Most other types of licenses are part of a business strategy between separate companies, none of which can be an end-user of licensed ownership that will generate new third-party end-user sales. With respect to partner licences, the licensee should resell the property in one form or another. Licensing agreements can be divided into three basic categories: trade secrets cover a variety of IP addresses, including formulas, know-how, software, commercial systems, manufacturing processes and all kinds of data, such as. B suppliers, competitors and customers. In a typical licensing agreement, the licensee undertakes to make intellectual property rights such as technology, brand name or licensee know-how available to the licensee. In exchange for the intellectual property of the licensee, the purchaser usually plays the donor a pre-feeding and/or a licence fee. A licence fee is an ongoing fee paid for the licensee`s right to use intellectual property. While parts of these agreements are similar, there are significant and important differences. Here is a brief summary of these licensing agreements and some of the main differences between them: for the taker, this agreement is a method to get something valuable that the taker cannot produce, but which may have expertise in this area to generate revenue. A licensee differs from a borrower or contractor who offers a service. When licensing, certain rights are assigned to the IP.
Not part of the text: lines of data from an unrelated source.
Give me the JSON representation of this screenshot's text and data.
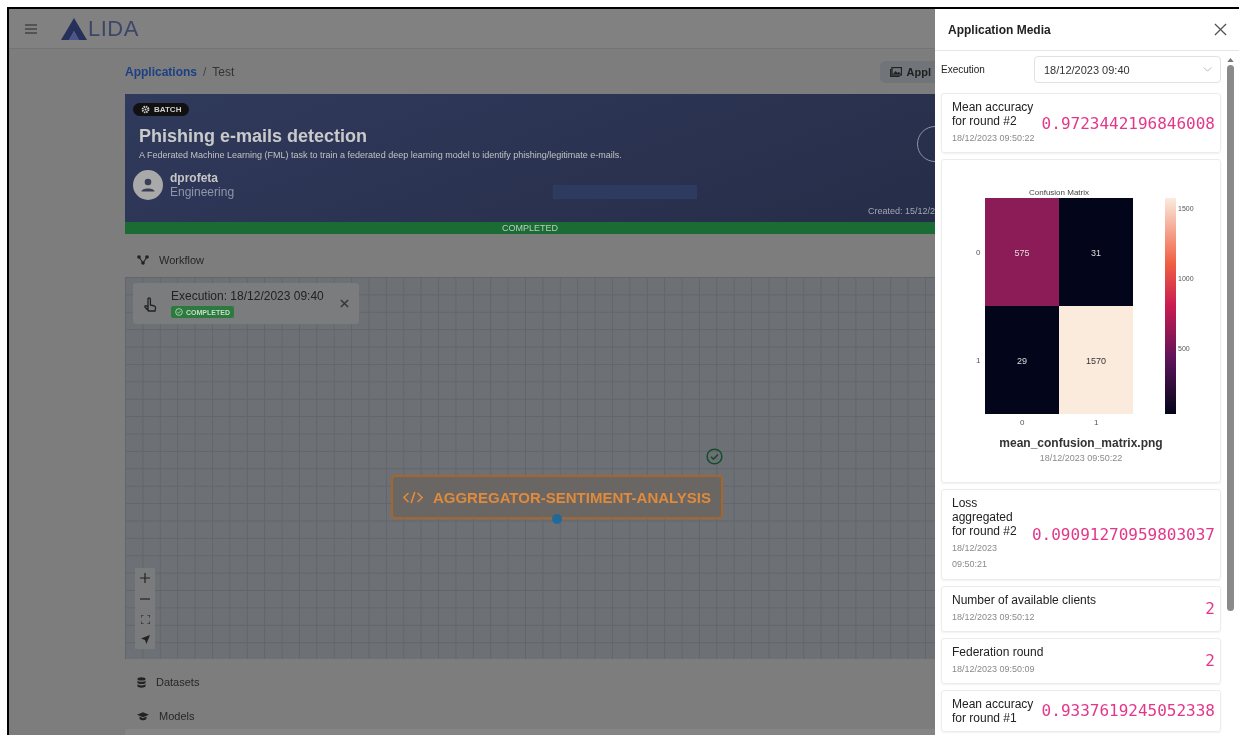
{
  "header": {
    "logo_text": "LIDA"
  },
  "breadcrumb_separator": "/",
  "breadcrumb": [
    {
      "label": "Applications",
      "kind": "link"
    },
    {
      "label": "Test",
      "kind": "current"
    }
  ],
  "media_button": {
    "label": "Appl"
  },
  "application": {
    "type_badge": "BATCH",
    "title": "Phishing e-mails detection",
    "description": "A Federated Machine Learning (FML) task to train a federated deep learning model to identify phishing/legitimate e-mails.",
    "owner": {
      "name": "dprofeta",
      "team": "Engineering"
    },
    "created": "Created: 15/12/2",
    "status": "COMPLETED"
  },
  "workflow": {
    "label": "Workflow",
    "execution": {
      "label": "Execution: 18/12/2023 09:40",
      "status": "COMPLETED"
    },
    "node": {
      "label": "AGGREGATOR-SENTIMENT-ANALYSIS",
      "completed": true
    }
  },
  "sections": [
    {
      "label": "Datasets",
      "kind": "datasets"
    },
    {
      "label": "Models",
      "kind": "models"
    }
  ],
  "media_panel": {
    "title": "Application Media",
    "execution_label": "Execution",
    "execution_value": "18/12/2023 09:40",
    "items": [
      {
        "kind": "metric",
        "label": "Mean accuracy for round #2",
        "value": "0.9723442196846008",
        "date": "18/12/2023 09:50:22"
      },
      {
        "kind": "image",
        "filename": "mean_confusion_matrix.png",
        "date": "18/12/2023 09:50:22",
        "heatmap": {
          "title": "Confusion Matrix",
          "row_labels": [
            "0",
            "1"
          ],
          "col_labels": [
            "0",
            "1"
          ],
          "cells": [
            [
              {
                "value": "575",
                "color": "#8b1c57"
              },
              {
                "value": "31",
                "color": "#03051a"
              }
            ],
            [
              {
                "value": "29",
                "color": "#03051a"
              },
              {
                "value": "1570",
                "color": "#faebdd"
              }
            ]
          ],
          "scale_ticks": [
            "1500",
            "1000",
            "500"
          ]
        }
      },
      {
        "kind": "metric",
        "label": "Loss aggregated for round #2",
        "value": "0.09091270959803037",
        "date": "18/12/2023 09:50:21"
      },
      {
        "kind": "metric",
        "label": "Number of available clients",
        "value": "2",
        "date": "18/12/2023 09:50:12"
      },
      {
        "kind": "metric",
        "label": "Federation round",
        "value": "2",
        "date": "18/12/2023 09:50:09"
      },
      {
        "kind": "metric",
        "label": "Mean accuracy for round #1",
        "value": "0.9337619245052338"
      }
    ]
  }
}
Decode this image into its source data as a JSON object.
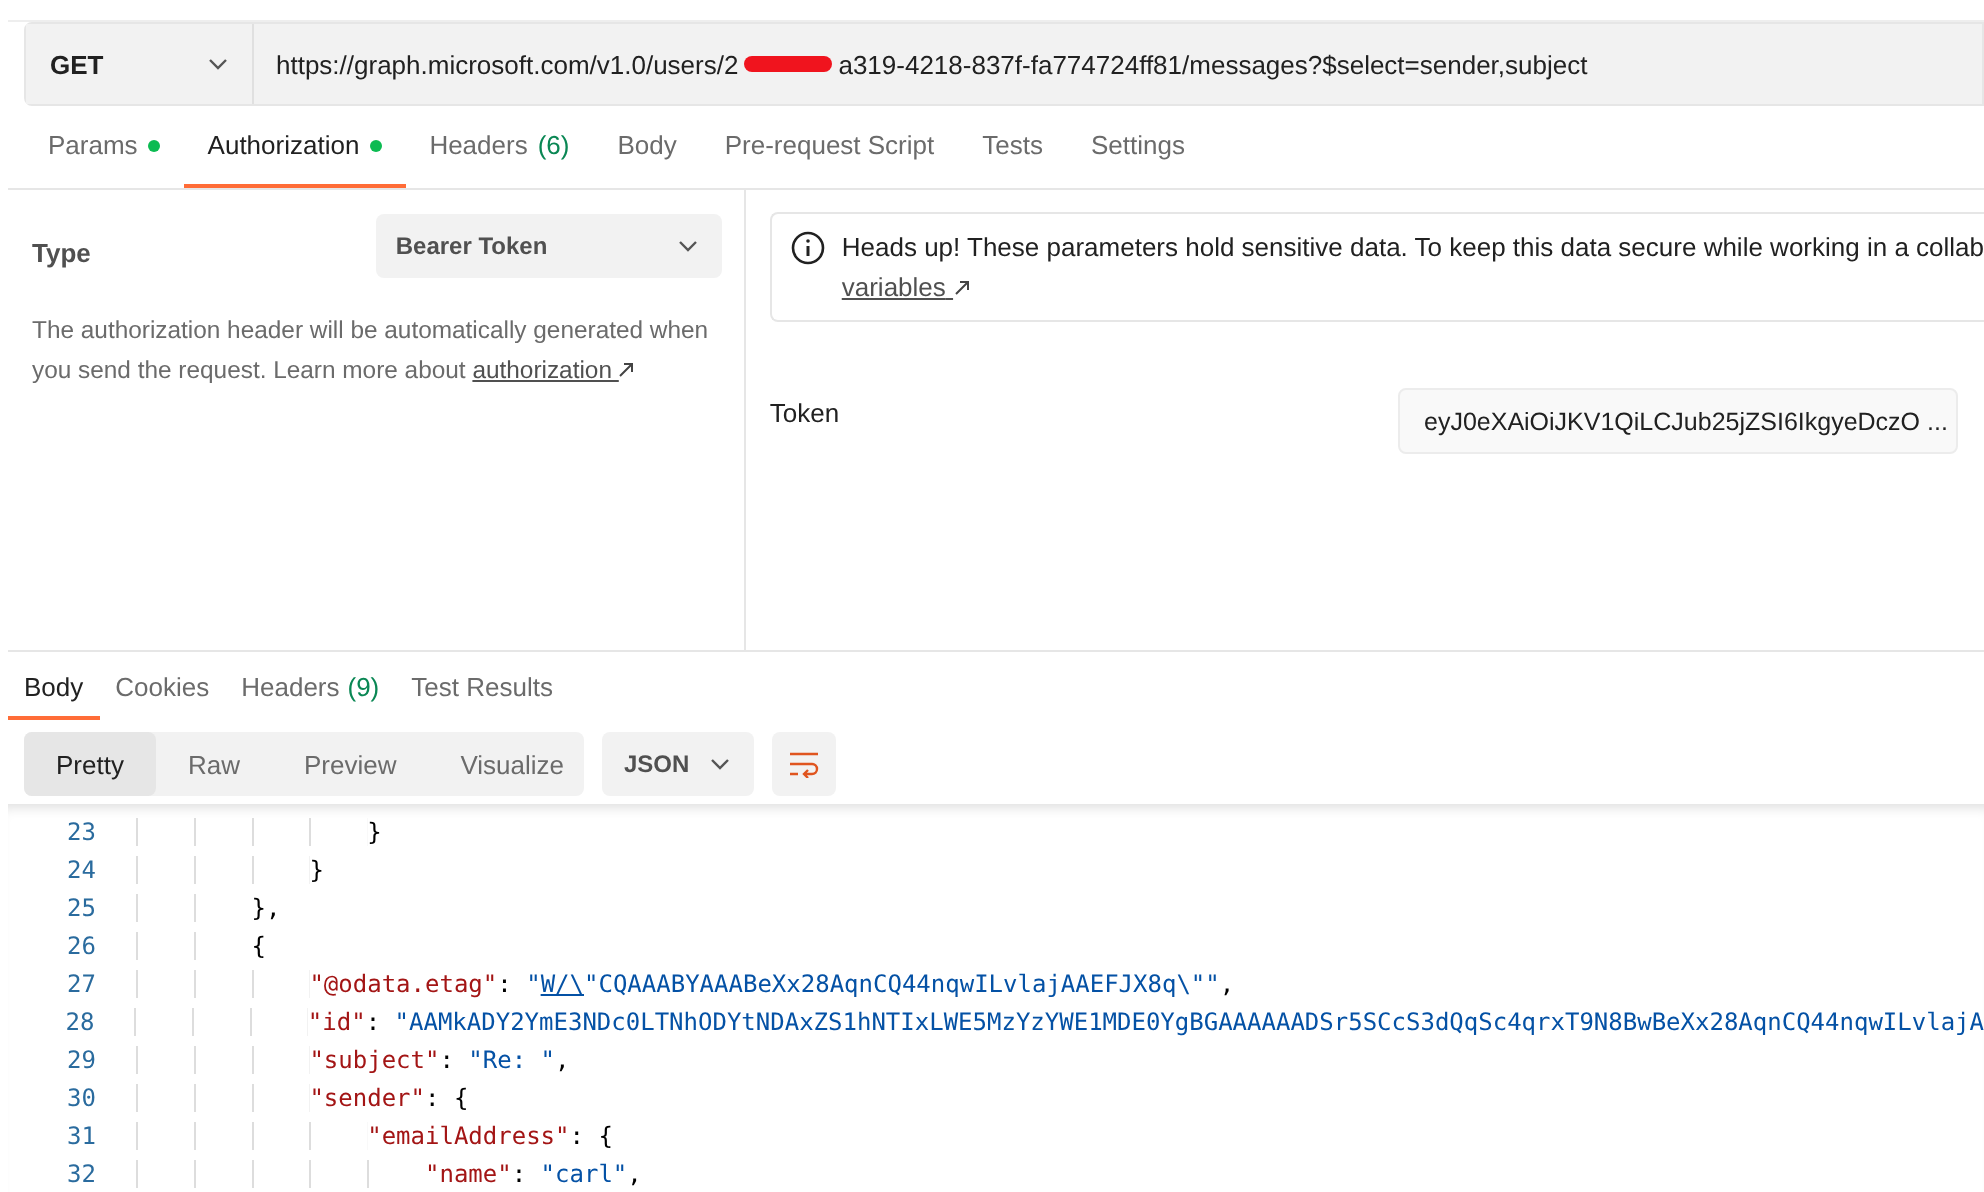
{
  "request": {
    "method": "GET",
    "url_before_redaction": "https://graph.microsoft.com/v1.0/users/2",
    "url_after_redaction": "a319-4218-837f-fa774724ff81/messages?$select=sender,subject"
  },
  "request_tabs": [
    {
      "label": "Params",
      "dot": true,
      "selected": false
    },
    {
      "label": "Authorization",
      "dot": true,
      "selected": true
    },
    {
      "label": "Headers",
      "count": "(6)",
      "dot": false,
      "selected": false
    },
    {
      "label": "Body",
      "dot": false,
      "selected": false
    },
    {
      "label": "Pre-request Script",
      "dot": false,
      "selected": false
    },
    {
      "label": "Tests",
      "dot": false,
      "selected": false
    },
    {
      "label": "Settings",
      "dot": false,
      "selected": false
    }
  ],
  "auth": {
    "type_label": "Type",
    "type_value": "Bearer Token",
    "description": "The authorization header will be automatically generated when you send the request. Learn more about",
    "description_link": "authorization",
    "notice": "Heads up! These parameters hold sensitive data. To keep this data secure while working in a collab",
    "notice_link": "variables",
    "token_label": "Token",
    "token_value": "eyJ0eXAiOiJKV1QiLCJub25jZSI6IkgyeDczO ..."
  },
  "response_tabs": [
    {
      "label": "Body",
      "selected": true
    },
    {
      "label": "Cookies",
      "selected": false
    },
    {
      "label": "Headers",
      "count": "(9)",
      "selected": false
    },
    {
      "label": "Test Results",
      "selected": false
    }
  ],
  "view_modes": [
    {
      "label": "Pretty",
      "selected": true
    },
    {
      "label": "Raw",
      "selected": false
    },
    {
      "label": "Preview",
      "selected": false
    },
    {
      "label": "Visualize",
      "selected": false
    }
  ],
  "format": "JSON",
  "code_lines": [
    {
      "number": "23",
      "tokens": [
        {
          "kind": "punct",
          "text": "                }"
        }
      ]
    },
    {
      "number": "24",
      "tokens": [
        {
          "kind": "punct",
          "text": "            }"
        }
      ]
    },
    {
      "number": "25",
      "tokens": [
        {
          "kind": "punct",
          "text": "        },"
        }
      ]
    },
    {
      "number": "26",
      "tokens": [
        {
          "kind": "punct",
          "text": "        {"
        }
      ]
    },
    {
      "number": "27",
      "tokens": [
        {
          "kind": "key",
          "text": "            \"@odata.etag\""
        },
        {
          "kind": "punct",
          "text": ": "
        },
        {
          "kind": "string",
          "text": "\""
        },
        {
          "kind": "link",
          "text": "W/\\"
        },
        {
          "kind": "string",
          "text": "\"CQAAABYAAABeXx28AqnCQ44nqwILvlajAAEFJX8q\\\"\""
        },
        {
          "kind": "punct",
          "text": ","
        }
      ]
    },
    {
      "number": "28",
      "tokens": [
        {
          "kind": "key",
          "text": "            \"id\""
        },
        {
          "kind": "punct",
          "text": ": "
        },
        {
          "kind": "string",
          "text": "\"AAMkADY2YmE3NDc0LTNhODYtNDAxZS1hNTIxLWE5MzYzYWE1MDE0YgBGAAAAAADSr5SCcS3dQqSc4qrxT9N8BwBeXx28AqnCQ44nqwILvlajA"
        }
      ]
    },
    {
      "number": "29",
      "tokens": [
        {
          "kind": "key",
          "text": "            \"subject\""
        },
        {
          "kind": "punct",
          "text": ": "
        },
        {
          "kind": "string",
          "text": "\"Re: \""
        },
        {
          "kind": "punct",
          "text": ","
        }
      ]
    },
    {
      "number": "30",
      "tokens": [
        {
          "kind": "key",
          "text": "            \"sender\""
        },
        {
          "kind": "punct",
          "text": ": {"
        }
      ]
    },
    {
      "number": "31",
      "tokens": [
        {
          "kind": "key",
          "text": "                \"emailAddress\""
        },
        {
          "kind": "punct",
          "text": ": {"
        }
      ]
    },
    {
      "number": "32",
      "tokens": [
        {
          "kind": "key",
          "text": "                    \"name\""
        },
        {
          "kind": "punct",
          "text": ": "
        },
        {
          "kind": "string",
          "text": "\"carl\""
        },
        {
          "kind": "punct",
          "text": ","
        }
      ]
    }
  ]
}
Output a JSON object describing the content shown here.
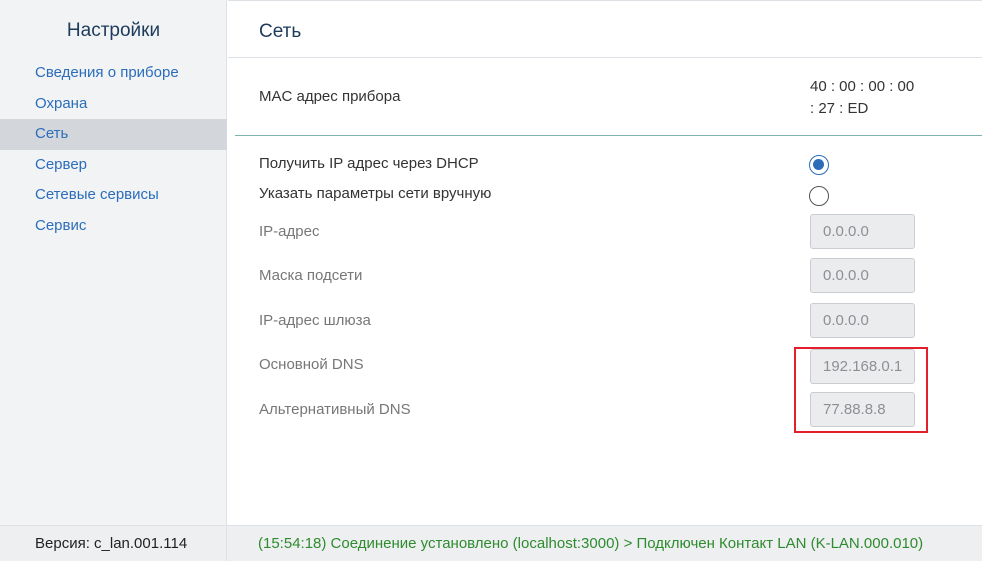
{
  "sidebar": {
    "title": "Настройки",
    "items": [
      {
        "label": "Сведения о приборе"
      },
      {
        "label": "Охрана"
      },
      {
        "label": "Сеть",
        "active": true
      },
      {
        "label": "Сервер"
      },
      {
        "label": "Сетевые сервисы"
      },
      {
        "label": "Сервис"
      }
    ]
  },
  "page": {
    "title": "Сеть",
    "mac": {
      "label": "MAC адрес прибора",
      "value_line1": "40 : 00 : 00 : 00",
      "value_line2": ": 27 : ED"
    },
    "options": [
      {
        "label": "Получить IP адрес через DHCP",
        "checked": true
      },
      {
        "label": "Указать параметры сети вручную",
        "checked": false
      }
    ],
    "fields": [
      {
        "label": "IP-адрес",
        "value": "0.0.0.0"
      },
      {
        "label": "Маска подсети",
        "value": "0.0.0.0"
      },
      {
        "label": "IP-адрес шлюза",
        "value": "0.0.0.0"
      },
      {
        "label": "Основной DNS",
        "value": "192.168.0.1"
      },
      {
        "label": "Альтернативный DNS",
        "value": "77.88.8.8"
      }
    ]
  },
  "footer": {
    "version": "Версия: c_lan.001.114",
    "status": "(15:54:18) Соединение установлено (localhost:3000) > Подключен Контакт LAN (K-LAN.000.010)"
  },
  "colors": {
    "accent": "#2b6dbb",
    "status_text": "#2e8b2e",
    "highlight": "#e41e2b",
    "separator": "#7fb3b0"
  }
}
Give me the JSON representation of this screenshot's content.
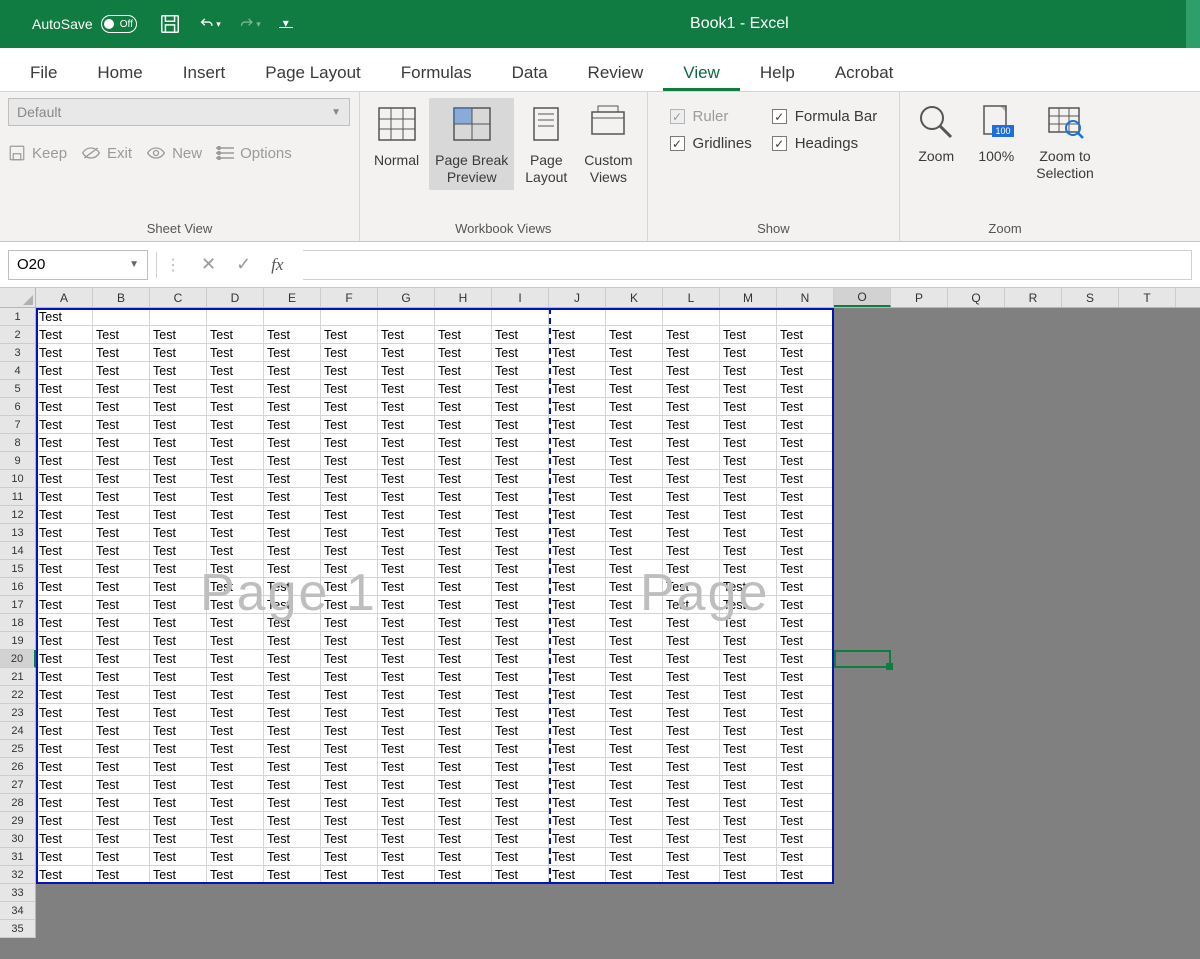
{
  "title_bar": {
    "autosave_label": "AutoSave",
    "autosave_state": "Off",
    "window_title": "Book1 - Excel"
  },
  "ribbon_tabs": {
    "file": "File",
    "home": "Home",
    "insert": "Insert",
    "page_layout": "Page Layout",
    "formulas": "Formulas",
    "data": "Data",
    "review": "Review",
    "view": "View",
    "help": "Help",
    "acrobat": "Acrobat",
    "active": "view"
  },
  "sheet_view": {
    "combo_value": "Default",
    "keep": "Keep",
    "exit": "Exit",
    "new": "New",
    "options": "Options",
    "group_label": "Sheet View"
  },
  "workbook_views": {
    "normal": "Normal",
    "page_break": "Page Break\nPreview",
    "page_layout": "Page\nLayout",
    "custom_views": "Custom\nViews",
    "group_label": "Workbook Views"
  },
  "show": {
    "ruler": "Ruler",
    "formula_bar": "Formula Bar",
    "gridlines": "Gridlines",
    "headings": "Headings",
    "group_label": "Show"
  },
  "zoom": {
    "zoom": "Zoom",
    "hundred": "100%",
    "to_selection": "Zoom to\nSelection",
    "group_label": "Zoom"
  },
  "formula_bar": {
    "name_box": "O20",
    "fx": "fx"
  },
  "grid": {
    "columns": [
      "A",
      "B",
      "C",
      "D",
      "E",
      "F",
      "G",
      "H",
      "I",
      "J",
      "K",
      "L",
      "M",
      "N",
      "O",
      "P",
      "Q",
      "R",
      "S",
      "T"
    ],
    "row_count": 35,
    "cell_value": "Test",
    "watermark1": "Page 1",
    "watermark2": "Page",
    "data_cols": 14,
    "data_rows_start": 1,
    "data_rows_end": 32,
    "row1_single_col": true,
    "selected_cell_ref": "O20",
    "selected_col_index": 14,
    "selected_row_index": 19,
    "page_break_after_col": 9
  }
}
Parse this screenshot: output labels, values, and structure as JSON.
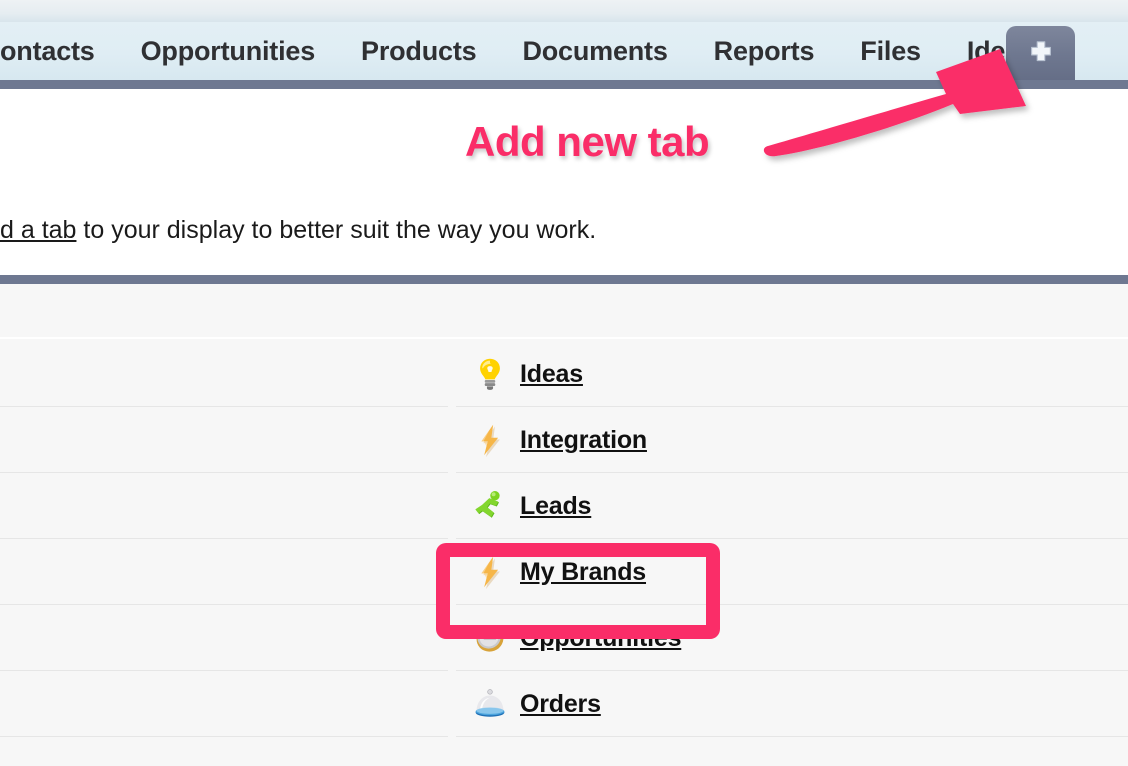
{
  "navigation": {
    "tabs": [
      {
        "label": "ontacts"
      },
      {
        "label": "Opportunities"
      },
      {
        "label": "Products"
      },
      {
        "label": "Documents"
      },
      {
        "label": "Reports"
      },
      {
        "label": "Files"
      },
      {
        "label": "Ideas"
      }
    ],
    "add_tab_button": {
      "icon": "plus-icon",
      "label": "+"
    }
  },
  "intro": {
    "link_text": "d a tab",
    "rest_text": " to your display to better suit the way you work."
  },
  "tab_list": {
    "items": [
      {
        "label": "Ideas",
        "icon": "lightbulb-icon"
      },
      {
        "label": "Integration",
        "icon": "lightning-bolt-icon"
      },
      {
        "label": "Leads",
        "icon": "running-person-icon"
      },
      {
        "label": "My Brands",
        "icon": "lightning-bolt-icon",
        "highlighted": true
      },
      {
        "label": "Opportunities",
        "icon": "coin-crown-icon"
      },
      {
        "label": "Orders",
        "icon": "service-bell-icon"
      }
    ]
  },
  "annotations": {
    "caption": "Add new tab",
    "arrow": "arrow-pointing-to-add-tab",
    "highlight": "my-brands-highlight"
  },
  "colors": {
    "accent_pink": "#fa2d68",
    "bar_slate": "#6e7891",
    "tabbar_blue": "#dfedf4",
    "panel_grey": "#f7f7f7"
  }
}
The bargaining power of both parties to a licensing agreement often depends on the nature of the product. For example, a film studio that would grant the image of a popular superhero to an action figure maker could have considerable bargaining power in this negotiation, as the manufacturer will likely benefit from such an agreement. The film studio therefore has the lever to take its business elsewhere if the manufacturer has cold feet.